Draft Withdrawal Agreement

A number of constituents have written to me to share their views since the Prime Minister set out the draft withdrawal agreement on the 14th of November, and so I wanted to set out my views.  
I believe the UK deserves a better deal than that which is currently on offer.  No one can possibly know why each of the 17.4 million people who voted to leave the EU did so.  But I am certain that very few of them did so in the hope or expectation that we'd end up with the deal that the Prime Minister has done with the EU.
There are hundreds of pages of detail in the draft withdrawal agreement.  The terms over which many have expressed serious misgivings would, for all intents and purposes, bind the UK to the rules of the EU and the jurisdiction of the ECJ without our having any ability to influence those rules.
It is theoretically possible that during the proposed transition period both sides could agree a comprehensive free trade agreement, and thereby avoid the so-called 'backstop.'  But that is unlikely. 

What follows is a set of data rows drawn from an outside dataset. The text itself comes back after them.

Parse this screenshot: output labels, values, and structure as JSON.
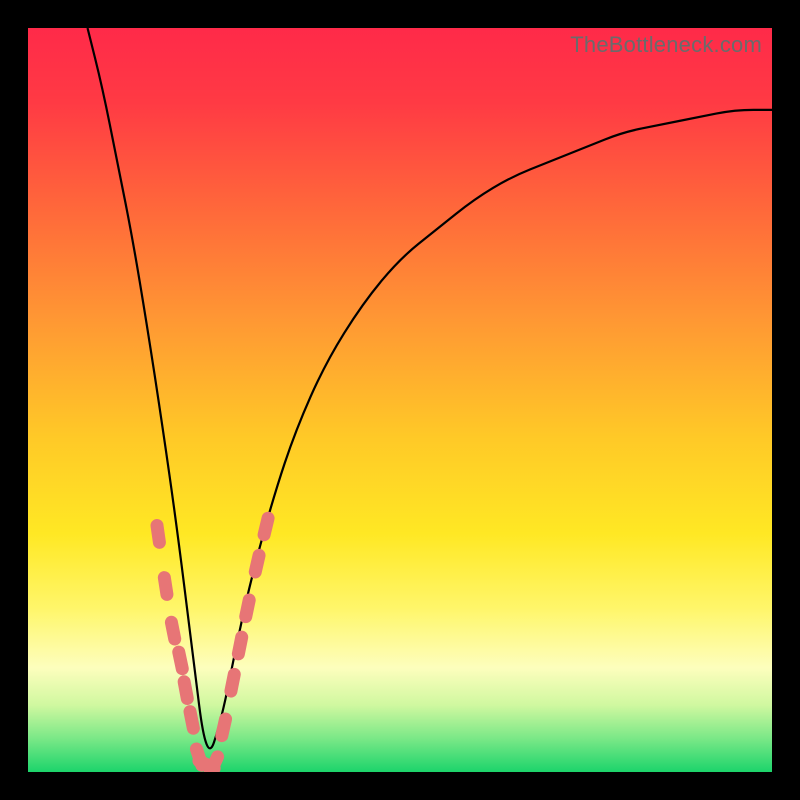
{
  "watermark": "TheBottleneck.com",
  "colors": {
    "background": "#000000",
    "marker": "#e77576",
    "curve": "#000000",
    "gradient_stops": [
      {
        "offset": 0.0,
        "color": "#ff2a49"
      },
      {
        "offset": 0.1,
        "color": "#ff3a44"
      },
      {
        "offset": 0.25,
        "color": "#ff6a3a"
      },
      {
        "offset": 0.4,
        "color": "#ff9a33"
      },
      {
        "offset": 0.55,
        "color": "#ffc927"
      },
      {
        "offset": 0.68,
        "color": "#ffe824"
      },
      {
        "offset": 0.78,
        "color": "#fff66a"
      },
      {
        "offset": 0.86,
        "color": "#fdfebd"
      },
      {
        "offset": 0.91,
        "color": "#d0f8a0"
      },
      {
        "offset": 0.955,
        "color": "#7ae887"
      },
      {
        "offset": 1.0,
        "color": "#1cd46b"
      }
    ]
  },
  "chart_data": {
    "type": "line",
    "title": "",
    "xlabel": "",
    "ylabel": "",
    "x_range": [
      0,
      100
    ],
    "y_range": [
      0,
      100
    ],
    "legend": false,
    "grid": false,
    "series": [
      {
        "name": "bottleneck-curve",
        "note": "V-shaped curve; minimum ≈0 at x≈24; left branch near-vertical, right branch rises asymptotically",
        "x": [
          8,
          10,
          12,
          14,
          16,
          18,
          20,
          22,
          24,
          26,
          28,
          30,
          33,
          36,
          40,
          45,
          50,
          55,
          60,
          65,
          70,
          75,
          80,
          85,
          90,
          95,
          100
        ],
        "y": [
          100,
          92,
          82,
          72,
          60,
          47,
          33,
          17,
          1,
          7,
          17,
          26,
          37,
          46,
          55,
          63,
          69,
          73,
          77,
          80,
          82,
          84,
          86,
          87,
          88,
          89,
          89
        ]
      }
    ],
    "markers": {
      "name": "highlighted-band",
      "note": "Pink capsule markers near the trough of the curve",
      "shape": "capsule",
      "points": [
        {
          "x": 17.5,
          "y": 32
        },
        {
          "x": 18.5,
          "y": 25
        },
        {
          "x": 19.5,
          "y": 19
        },
        {
          "x": 20.5,
          "y": 15
        },
        {
          "x": 21.2,
          "y": 11
        },
        {
          "x": 22.0,
          "y": 7
        },
        {
          "x": 23.0,
          "y": 2
        },
        {
          "x": 24.0,
          "y": 1
        },
        {
          "x": 25.0,
          "y": 1
        },
        {
          "x": 26.3,
          "y": 6
        },
        {
          "x": 27.5,
          "y": 12
        },
        {
          "x": 28.5,
          "y": 17
        },
        {
          "x": 29.5,
          "y": 22
        },
        {
          "x": 30.8,
          "y": 28
        },
        {
          "x": 32.0,
          "y": 33
        }
      ]
    }
  }
}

The backstop suits the EU far better than it suits the UK. It would require us to pay large annual sums to Brussels, it would effectively subject us to Customs Union and Single Market rules, with no UK say in framing those rules - and it would divide Northern Ireland from the rest of the U.K.

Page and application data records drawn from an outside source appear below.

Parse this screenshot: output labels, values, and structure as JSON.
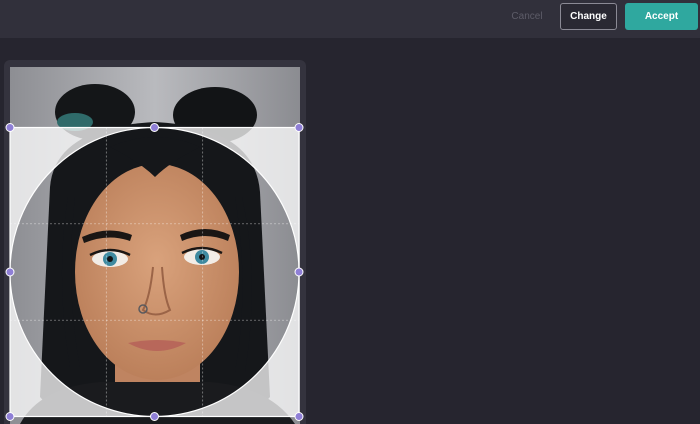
{
  "toolbar": {
    "cancel_label": "Cancel",
    "change_label": "Change",
    "accept_label": "Accept"
  },
  "crop": {
    "shape": "circle",
    "grid": "rule-of-thirds",
    "handles": [
      "top-left",
      "top-middle",
      "top-right",
      "middle-left",
      "middle-right",
      "bottom-left",
      "bottom-middle",
      "bottom-right"
    ]
  },
  "colors": {
    "background": "#26252f",
    "toolbar": "#31303b",
    "accent": "#2fa89f",
    "handle": "#8f7fd6"
  }
}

There is little incentive for the EU to negotiate in good faith, which means the backstop could easily become the long-term basis of the UK-EU relationship.  Indeed, in his resignation letter, Dominic Raab made it clear that the backstop "is now also taken as the starting point for negotiating the Future Economic Partnership".  

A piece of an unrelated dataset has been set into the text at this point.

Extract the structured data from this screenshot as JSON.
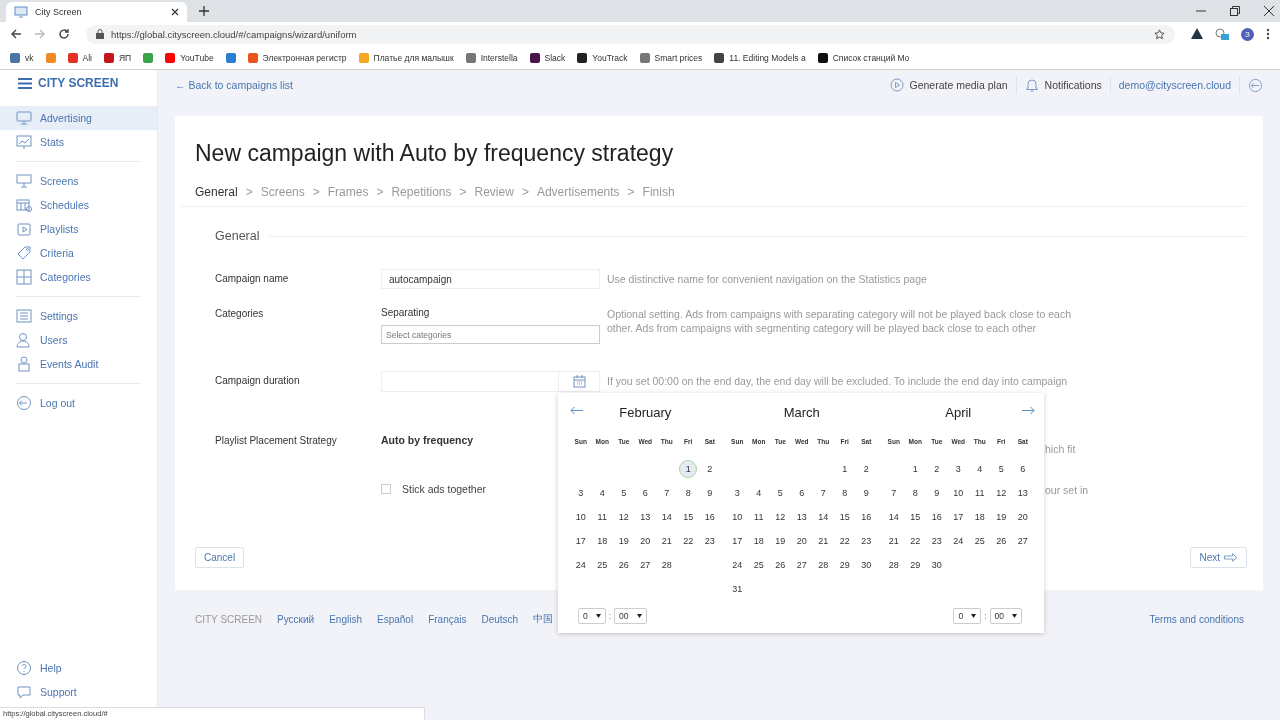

The current withdrawal deal has united Leave and Remain voters in the House and has virtually no chance of making it through Parliament. Time is fast running out, and given the near-certainty of the deal being voted down in Parliament, I don't believe we can afford to waste more time on it. I have therefore made clear that I will not be supporting it.

I don't agree that the choice is between this deal, 'no deal,' or no Brexit.  There is time to bring forward the option which Brussels has long been expecting - and which makes most sense for the 5th largest economy in the World: a withdrawal agreement that lays the foundations for a comprehensive free trade agreement based on mutual respect and recognition.
I understand that this issue - more than any other in my political lifetime - divides opinion.  On this issue, it is not possible to take a position that unites everyone.  Whether it be calls for a second referendum, for a 'no deal', for a comprehensive Canada-style free trade agreement, or simply for Brexit to be abandoned - each position elicits a passion and sometimes even fervour, the likes of which I have never seen in politics. However my job is nevertheless to focus on effecting decisions which in my view offer the best hope for the future of our country.

Zac Goldsmith